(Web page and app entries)

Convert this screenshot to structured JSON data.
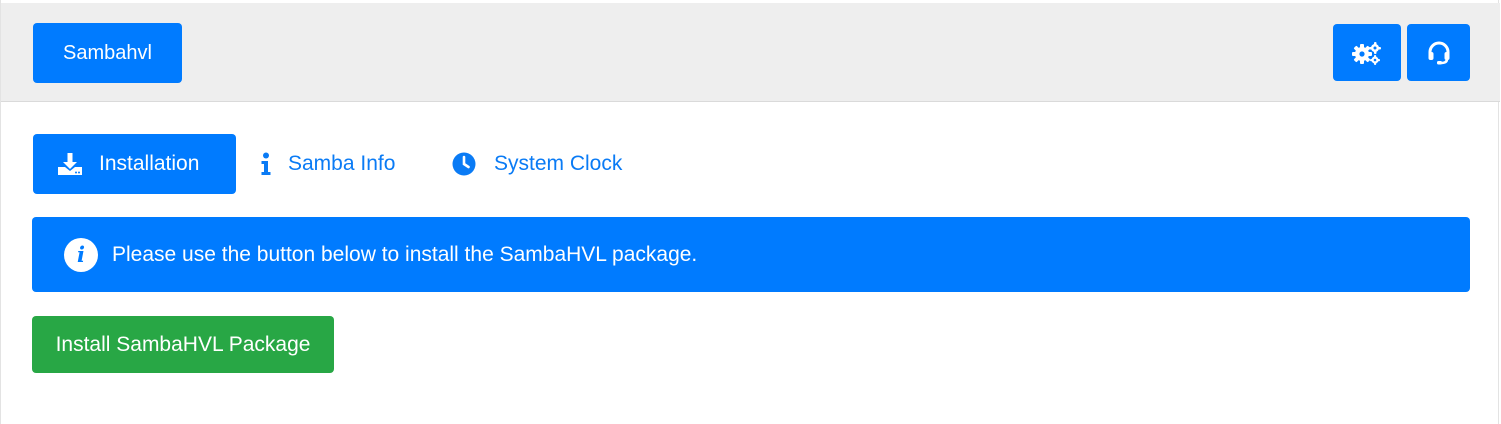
{
  "header": {
    "brand_label": "Sambahvl",
    "settings_icon": "gears-icon",
    "support_icon": "headset-icon"
  },
  "tabs": [
    {
      "label": "Installation",
      "icon": "download-icon",
      "active": true
    },
    {
      "label": "Samba Info",
      "icon": "info-icon",
      "active": false
    },
    {
      "label": "System Clock",
      "icon": "clock-icon",
      "active": false
    }
  ],
  "alert": {
    "icon": "info-circle-icon",
    "icon_glyph": "i",
    "message": "Please use the button below to install the SambaHVL package."
  },
  "install_button": {
    "label": "Install SambaHVL Package"
  },
  "colors": {
    "primary": "#007bff",
    "success": "#28a745",
    "header_bg": "#eeeeee",
    "tab_link": "#0a7bf5"
  }
}
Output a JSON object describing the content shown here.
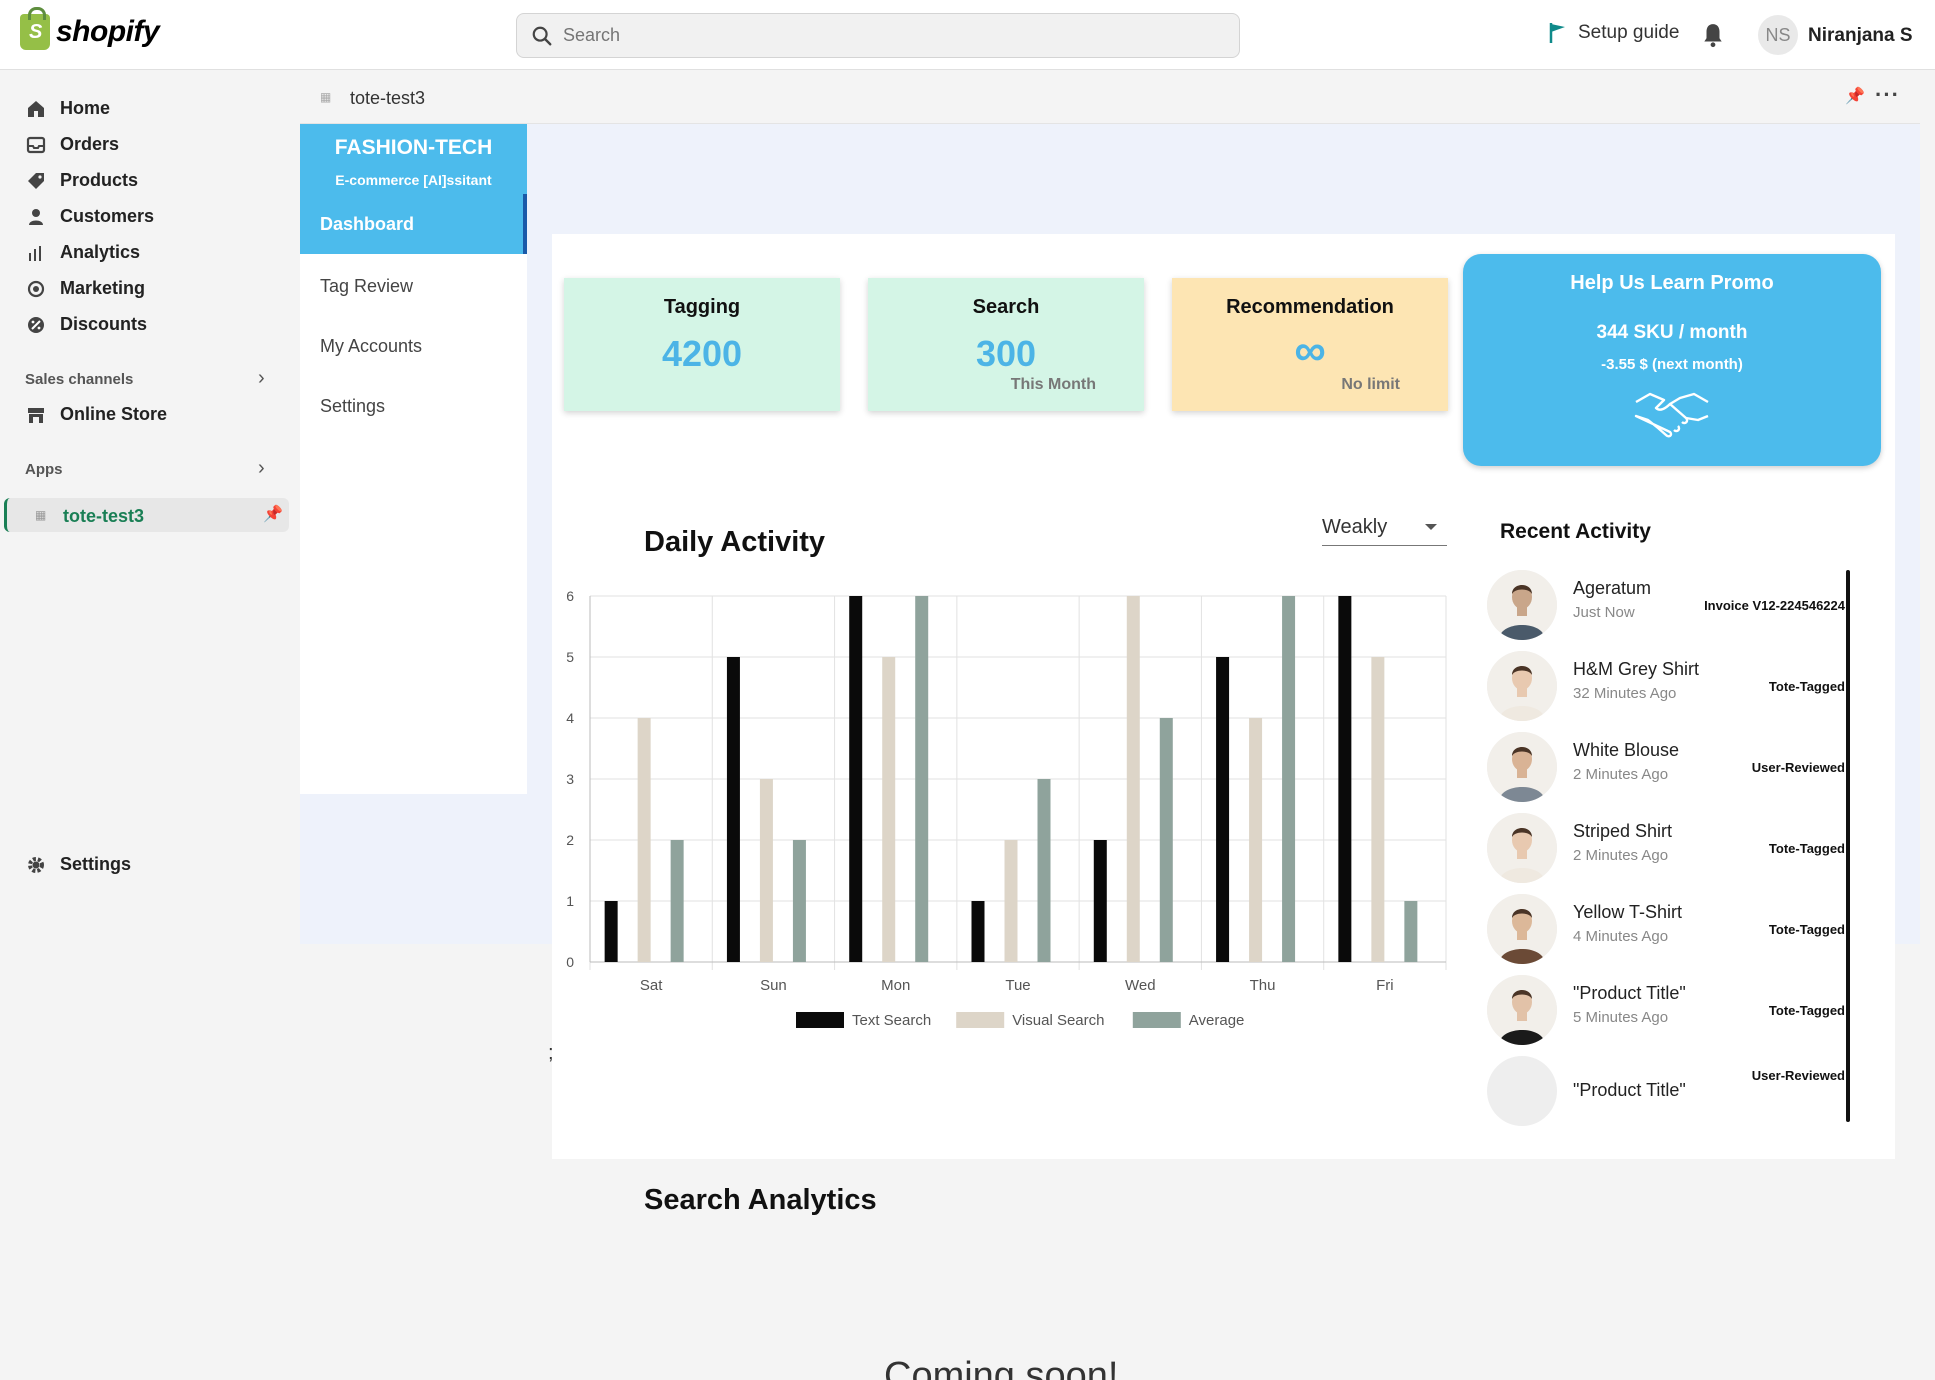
{
  "topbar": {
    "brand": "shopify",
    "search_placeholder": "Search",
    "setup_guide": "Setup guide",
    "avatar_initials": "NS",
    "user_name": "Niranjana S"
  },
  "nav": {
    "items": [
      "Home",
      "Orders",
      "Products",
      "Customers",
      "Analytics",
      "Marketing",
      "Discounts"
    ],
    "sales_channels": "Sales channels",
    "online_store": "Online Store",
    "apps": "Apps",
    "app_name": "tote-test3",
    "settings": "Settings"
  },
  "app_header": {
    "title": "tote-test3"
  },
  "app_sidebar": {
    "brand": "FASHION-TECH",
    "subtitle": "E-commerce [AI]ssitant",
    "active": "Dashboard",
    "links": [
      "Tag Review",
      "My Accounts",
      "Settings"
    ]
  },
  "cards": [
    {
      "title": "Tagging",
      "value": "4200",
      "sub": "",
      "bg": "#d4f5e6"
    },
    {
      "title": "Search",
      "value": "300",
      "sub": "This Month",
      "bg": "#d4f5e6"
    },
    {
      "title": "Recommendation",
      "value": "∞",
      "sub": "No limit",
      "bg": "#fde5b3"
    }
  ],
  "promo": {
    "title": "Help Us Learn Promo",
    "sku": "344 SKU / month",
    "price": "-3.55 $ (next month)"
  },
  "daily_activity": {
    "title": "Daily Activity",
    "period": "Weakly"
  },
  "chart_data": {
    "type": "bar",
    "categories": [
      "Sat",
      "Sun",
      "Mon",
      "Tue",
      "Wed",
      "Thu",
      "Fri"
    ],
    "series": [
      {
        "name": "Text Search",
        "color": "#0a0a0a",
        "values": [
          1,
          5,
          6,
          1,
          2,
          5,
          6
        ]
      },
      {
        "name": "Visual Search",
        "color": "#ddd5c8",
        "values": [
          4,
          3,
          5,
          2,
          6,
          4,
          5
        ]
      },
      {
        "name": "Average",
        "color": "#8fa39c",
        "values": [
          2,
          2,
          6,
          3,
          4,
          6,
          1
        ]
      }
    ],
    "yticks": [
      0,
      1,
      2,
      3,
      4,
      5,
      6
    ],
    "ylim": [
      0,
      6
    ],
    "grid": true,
    "legend": "bottom"
  },
  "recent": {
    "title": "Recent Activity",
    "items": [
      {
        "name": "Ageratum",
        "time": "Just Now",
        "tag": "Invoice V12-224546224",
        "skin": "#c9a68a",
        "cloth": "#4a5a6a"
      },
      {
        "name": "H&M Grey Shirt",
        "time": "32 Minutes Ago",
        "tag": "Tote-Tagged",
        "skin": "#e8c9b0",
        "cloth": "#efe9e0"
      },
      {
        "name": "White Blouse",
        "time": "2 Minutes Ago",
        "tag": "User-Reviewed",
        "skin": "#d9b395",
        "cloth": "#7d8894"
      },
      {
        "name": "Striped Shirt",
        "time": "2 Minutes Ago",
        "tag": "Tote-Tagged",
        "skin": "#e8c9b0",
        "cloth": "#efe9e0"
      },
      {
        "name": "Yellow T-Shirt",
        "time": "4 Minutes Ago",
        "tag": "Tote-Tagged",
        "skin": "#dcb899",
        "cloth": "#6b4a36"
      },
      {
        "name": "\"Product Title\"",
        "time": "5 Minutes Ago",
        "tag": "Tote-Tagged",
        "skin": "#e2c2a8",
        "cloth": "#1a1a1a"
      },
      {
        "name": "\"Product Title\"",
        "time": "",
        "tag": "User-Reviewed",
        "skin": "",
        "cloth": ""
      }
    ]
  },
  "search_analytics": {
    "title": "Search Analytics",
    "coming_soon": "Coming soon!"
  }
}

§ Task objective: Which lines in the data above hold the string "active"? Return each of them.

§ Output of the task:
      "active": true
      "active": false
      "active": false
    "active": "Dashboard",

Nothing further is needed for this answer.